(Records contained in a dataset)
■ ■ ■ ■ ■ ■ ■

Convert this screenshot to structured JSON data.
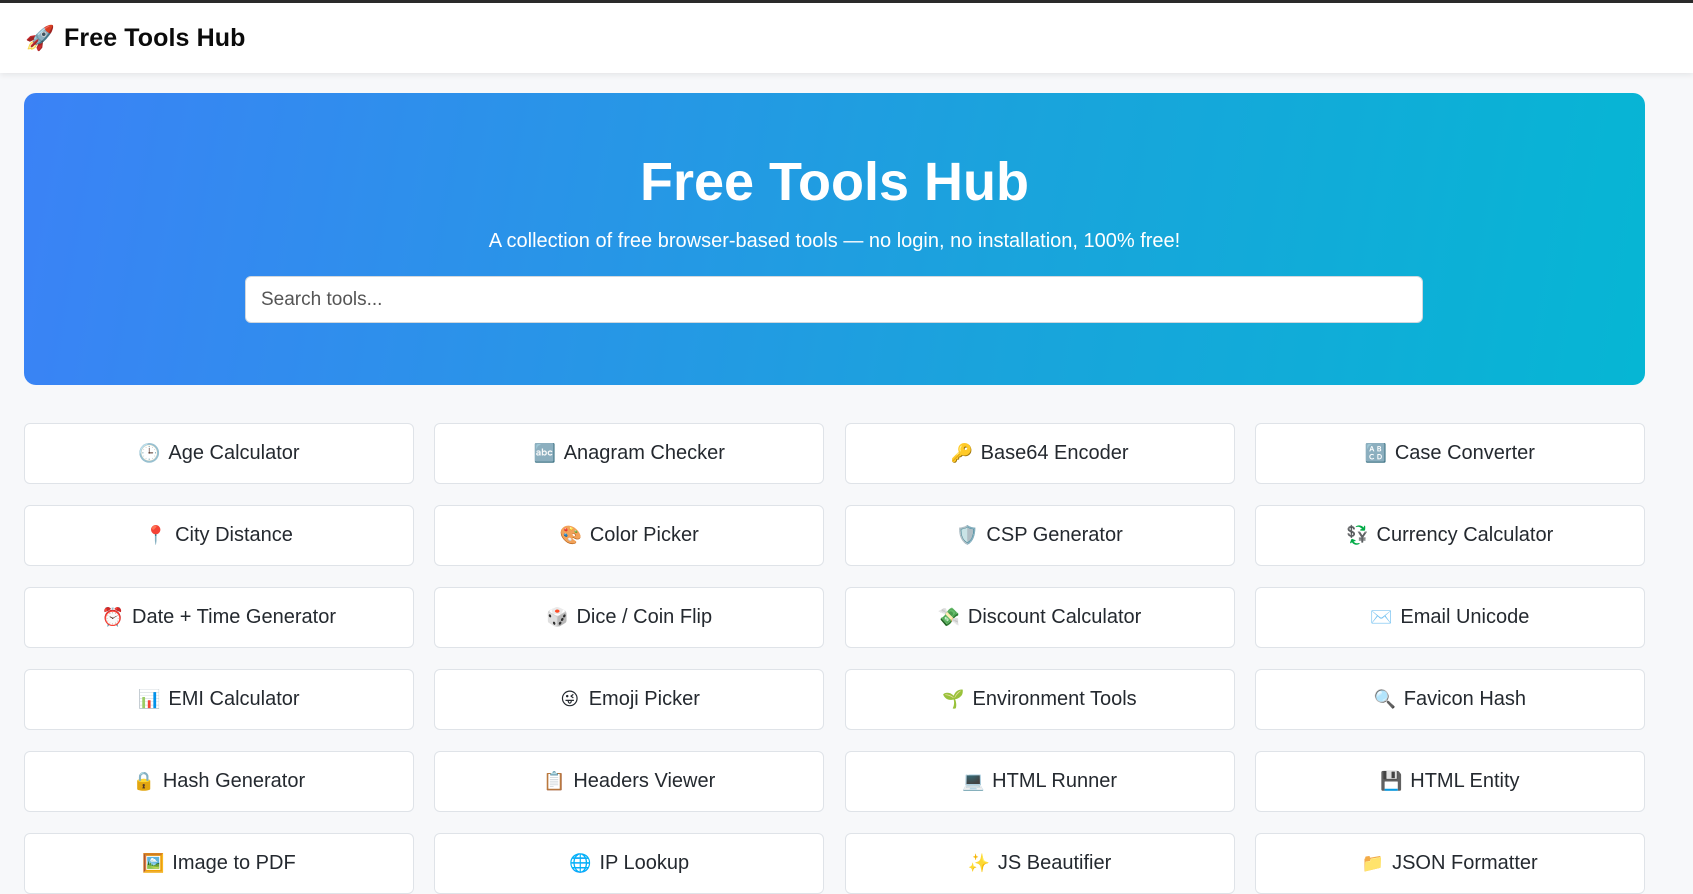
{
  "header": {
    "brand_icon": "rocket-icon",
    "brand_glyph": "🚀",
    "brand_title": "Free Tools Hub"
  },
  "hero": {
    "title": "Free Tools Hub",
    "subtitle": "A collection of free browser-based tools — no login, no installation, 100% free!",
    "search_placeholder": "Search tools...",
    "search_value": "",
    "gradient_start": "#3b82f6",
    "gradient_end": "#06b6d4"
  },
  "tools": [
    {
      "label": "Age Calculator",
      "icon": "clock-icon",
      "glyph": "🕒"
    },
    {
      "label": "Anagram Checker",
      "icon": "abc-icon",
      "glyph": "🔤"
    },
    {
      "label": "Base64 Encoder",
      "icon": "key-icon",
      "glyph": "🔑"
    },
    {
      "label": "Case Converter",
      "icon": "letters-icon",
      "glyph": "🔠"
    },
    {
      "label": "City Distance",
      "icon": "pin-icon",
      "glyph": "📍"
    },
    {
      "label": "Color Picker",
      "icon": "palette-icon",
      "glyph": "🎨"
    },
    {
      "label": "CSP Generator",
      "icon": "shield-icon",
      "glyph": "🛡️"
    },
    {
      "label": "Currency Calculator",
      "icon": "currency-exchange-icon",
      "glyph": "💱"
    },
    {
      "label": "Date + Time Generator",
      "icon": "alarm-clock-icon",
      "glyph": "⏰"
    },
    {
      "label": "Dice / Coin Flip",
      "icon": "dice-icon",
      "glyph": "🎲"
    },
    {
      "label": "Discount Calculator",
      "icon": "money-icon",
      "glyph": "💸"
    },
    {
      "label": "Email Unicode",
      "icon": "envelope-icon",
      "glyph": "✉️"
    },
    {
      "label": "EMI Calculator",
      "icon": "bar-chart-icon",
      "glyph": "📊"
    },
    {
      "label": "Emoji Picker",
      "icon": "smiley-icon",
      "glyph": "😜"
    },
    {
      "label": "Environment Tools",
      "icon": "seedling-icon",
      "glyph": "🌱"
    },
    {
      "label": "Favicon Hash",
      "icon": "magnifier-icon",
      "glyph": "🔍"
    },
    {
      "label": "Hash Generator",
      "icon": "lock-icon",
      "glyph": "🔒"
    },
    {
      "label": "Headers Viewer",
      "icon": "clipboard-icon",
      "glyph": "📋"
    },
    {
      "label": "HTML Runner",
      "icon": "laptop-icon",
      "glyph": "💻"
    },
    {
      "label": "HTML Entity",
      "icon": "floppy-disk-icon",
      "glyph": "💾"
    },
    {
      "label": "Image to PDF",
      "icon": "picture-icon",
      "glyph": "🖼️"
    },
    {
      "label": "IP Lookup",
      "icon": "globe-icon",
      "glyph": "🌐"
    },
    {
      "label": "JS Beautifier",
      "icon": "sparkles-icon",
      "glyph": "✨"
    },
    {
      "label": "JSON Formatter",
      "icon": "folder-icon",
      "glyph": "📁"
    }
  ]
}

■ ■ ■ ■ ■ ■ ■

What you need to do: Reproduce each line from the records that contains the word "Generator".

Task answer:
      "label": "CSP Generator",
      "label": "Date + Time Generator",
      "label": "Hash Generator",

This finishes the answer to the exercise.